Another thought is that, for two year olds as for older children, play is a critical form of communication in which children not only have fun, but also attempt to process the issues that they encounter in real life. Their play is a window into their thoughts and feelings. In play therapy, we see play in session as an opportunity to strengthen experiences of mutual understanding, attunement and relatedness for both parent and child, creating experiences of happiness and relatedness that can sustain the child emotionally and in relationships for the rest of his or her life.

With a little less grandiosity and more pragmatism, infant mental health also includes assessing a child’s sensorimotor, cognitive and emotional development. This can help to identify signs of the disorders you mentioned, but may also alleviate any potentially unnecessary parental concerns, or help parents to shore up any areas of developmental weakness that might potentially be substantiated.

Some kids (and parents) don’t really know how to play, and infant mental health can help to teach this critical relational skill, as well.

I also agree that one of the most important things that infant mental health therapists do is to help parents to reflect upon how the parenting they learned when they were children themselves does or doesn’t respond to their own children's needs.

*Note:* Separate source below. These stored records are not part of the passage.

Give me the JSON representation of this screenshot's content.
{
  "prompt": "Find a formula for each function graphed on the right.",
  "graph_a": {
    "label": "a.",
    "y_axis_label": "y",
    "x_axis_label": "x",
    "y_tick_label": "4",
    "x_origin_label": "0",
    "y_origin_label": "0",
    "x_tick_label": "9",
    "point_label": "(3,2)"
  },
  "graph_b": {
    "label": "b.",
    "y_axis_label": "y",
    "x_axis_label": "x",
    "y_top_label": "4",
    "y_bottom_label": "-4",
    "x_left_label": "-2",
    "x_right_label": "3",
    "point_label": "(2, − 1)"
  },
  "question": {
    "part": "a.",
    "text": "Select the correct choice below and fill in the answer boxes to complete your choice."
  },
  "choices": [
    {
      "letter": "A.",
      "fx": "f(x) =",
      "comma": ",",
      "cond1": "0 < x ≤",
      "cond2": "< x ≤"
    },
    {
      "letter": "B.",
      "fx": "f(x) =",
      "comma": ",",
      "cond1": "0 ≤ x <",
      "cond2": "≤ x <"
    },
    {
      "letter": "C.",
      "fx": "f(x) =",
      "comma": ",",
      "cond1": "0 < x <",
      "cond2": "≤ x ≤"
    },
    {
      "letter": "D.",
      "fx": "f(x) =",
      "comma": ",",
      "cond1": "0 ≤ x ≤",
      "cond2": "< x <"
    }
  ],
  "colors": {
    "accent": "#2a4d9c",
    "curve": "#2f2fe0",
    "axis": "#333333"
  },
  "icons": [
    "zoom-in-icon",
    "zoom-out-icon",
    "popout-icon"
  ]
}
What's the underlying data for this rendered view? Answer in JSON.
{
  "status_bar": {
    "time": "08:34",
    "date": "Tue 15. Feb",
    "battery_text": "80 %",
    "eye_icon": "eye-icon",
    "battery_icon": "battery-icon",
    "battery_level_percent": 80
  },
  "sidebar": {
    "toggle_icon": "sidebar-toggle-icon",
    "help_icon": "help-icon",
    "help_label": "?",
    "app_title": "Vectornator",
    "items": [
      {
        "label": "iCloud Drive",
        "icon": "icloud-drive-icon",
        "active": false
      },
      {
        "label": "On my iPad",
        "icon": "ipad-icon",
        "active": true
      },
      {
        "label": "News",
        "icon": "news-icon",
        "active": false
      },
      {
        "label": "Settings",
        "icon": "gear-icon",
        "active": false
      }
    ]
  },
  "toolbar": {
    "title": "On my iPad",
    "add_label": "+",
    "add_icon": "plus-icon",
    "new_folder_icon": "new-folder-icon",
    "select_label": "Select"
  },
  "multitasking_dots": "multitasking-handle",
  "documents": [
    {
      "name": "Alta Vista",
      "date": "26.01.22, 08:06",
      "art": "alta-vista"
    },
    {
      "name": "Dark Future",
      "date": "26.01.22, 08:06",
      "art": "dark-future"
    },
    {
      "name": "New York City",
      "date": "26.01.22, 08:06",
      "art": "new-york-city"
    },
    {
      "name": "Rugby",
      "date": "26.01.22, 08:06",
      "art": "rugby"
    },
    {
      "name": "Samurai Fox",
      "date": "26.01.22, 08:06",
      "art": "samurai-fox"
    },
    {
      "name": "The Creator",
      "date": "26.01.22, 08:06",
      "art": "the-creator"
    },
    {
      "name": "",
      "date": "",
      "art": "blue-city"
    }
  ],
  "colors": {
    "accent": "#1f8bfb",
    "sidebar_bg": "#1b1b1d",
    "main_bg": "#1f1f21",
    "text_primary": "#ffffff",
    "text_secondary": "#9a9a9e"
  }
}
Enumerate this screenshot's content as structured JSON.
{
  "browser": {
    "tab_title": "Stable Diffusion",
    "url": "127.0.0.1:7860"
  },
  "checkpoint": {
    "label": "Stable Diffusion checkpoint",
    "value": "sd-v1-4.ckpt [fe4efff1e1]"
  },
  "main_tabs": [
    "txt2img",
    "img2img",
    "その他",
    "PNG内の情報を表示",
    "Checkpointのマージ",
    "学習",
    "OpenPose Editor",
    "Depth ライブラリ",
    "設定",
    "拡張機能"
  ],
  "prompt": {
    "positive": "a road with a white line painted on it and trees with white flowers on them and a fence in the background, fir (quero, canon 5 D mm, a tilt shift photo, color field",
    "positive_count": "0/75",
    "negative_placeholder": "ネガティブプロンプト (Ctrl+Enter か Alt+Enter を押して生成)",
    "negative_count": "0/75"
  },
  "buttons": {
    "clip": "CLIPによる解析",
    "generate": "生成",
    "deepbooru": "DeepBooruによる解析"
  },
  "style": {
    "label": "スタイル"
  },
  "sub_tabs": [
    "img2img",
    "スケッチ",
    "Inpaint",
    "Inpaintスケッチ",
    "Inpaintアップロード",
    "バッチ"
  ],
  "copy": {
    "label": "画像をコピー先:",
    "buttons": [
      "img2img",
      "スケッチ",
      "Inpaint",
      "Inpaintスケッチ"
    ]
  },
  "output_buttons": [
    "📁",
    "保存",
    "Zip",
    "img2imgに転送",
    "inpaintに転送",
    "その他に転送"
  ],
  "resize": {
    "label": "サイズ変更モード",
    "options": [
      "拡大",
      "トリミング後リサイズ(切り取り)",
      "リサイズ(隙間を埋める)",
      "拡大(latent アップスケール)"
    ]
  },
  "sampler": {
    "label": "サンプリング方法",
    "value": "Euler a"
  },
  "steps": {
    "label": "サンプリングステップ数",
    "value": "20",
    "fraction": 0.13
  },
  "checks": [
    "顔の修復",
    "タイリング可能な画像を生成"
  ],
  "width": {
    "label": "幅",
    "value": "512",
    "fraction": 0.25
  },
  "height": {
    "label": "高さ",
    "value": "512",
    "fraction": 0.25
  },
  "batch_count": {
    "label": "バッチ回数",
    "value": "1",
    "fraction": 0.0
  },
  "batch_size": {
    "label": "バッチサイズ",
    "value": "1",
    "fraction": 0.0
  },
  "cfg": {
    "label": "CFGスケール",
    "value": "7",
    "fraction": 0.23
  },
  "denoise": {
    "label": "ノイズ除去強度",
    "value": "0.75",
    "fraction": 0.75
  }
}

Many parents are, of course, doing a wonderful job and are very responsive already. However, in many instances we provide services to families in which the parents' own parents were either neglectful, abusive, substance addicted or absent. For a parent who never experienced "good enough" parenting themselves, some time to reflect with a professional upon what they'd like to do, or not to do as parents in sessions with their children and the dilemmas of parenting present in the room can already be an invaluable gift for parent and for child, no matter what the therapy is called. Therapists can help parents to understand the meaning inherent in their children’s play, what it might imply about the child’s inner life as they try to make sense of their world... but highlighting, emphasizing and enhancing the relationship between parent and child is paramount.

We believe that this is most easily and most usefully accomplished with the child in the room.

This is all a very long-winded way of saying that what we do depends upon the children and the parents, which, of course, you know already. But I thought a few more concrete (if long-winded!) examples might help.
See why I love this job? Children on window sills. You bet they need therapy. I wrote back:
Sorry, I mistakenly thought that the field of INFANT MENTAL HEALTH was about INFANTS and thought . . .infants, as in. . .babies.

I stand corrected. Who knew? The Wall Street Journal article said nada about children.

Of course CHILDREN need therapy.
Everyone needs therapy. Infants, apparently, too.

Thanks again, JayLark. Something tells me you're a super therapy doc, ESPECIALLY if you like to play and have some good toys. My bets are that you won't ever sell out to real estate, even when the market picks up.
We look forward to that book on the dissertation, btw. Good luck.



Dylan Emrys said...

Wonderful dialogue!

I also work in the field of Infant Mental degree is in prenatal and perinatal psychology and I work not just in IMH, but also in the idea that what happens before and during birth affects the belief systems, the neurobiology and brain development as well as social and emotional development.

The dynamics between infants and parents is so profound, that often issues from the parents own birth and early infancy could be affecting the relationship and connection between them.

It is so important to recognize not only that we can go back and heal, even change our neurological pathways, but also that we can prevent trauma from imprinting and help parents learn to identify and communicate with their infant so that optimal health on every level can be reached.

therapydoc said...

Thanks Dylan, Projection has no bounds, that's for sure. Nice meeting you.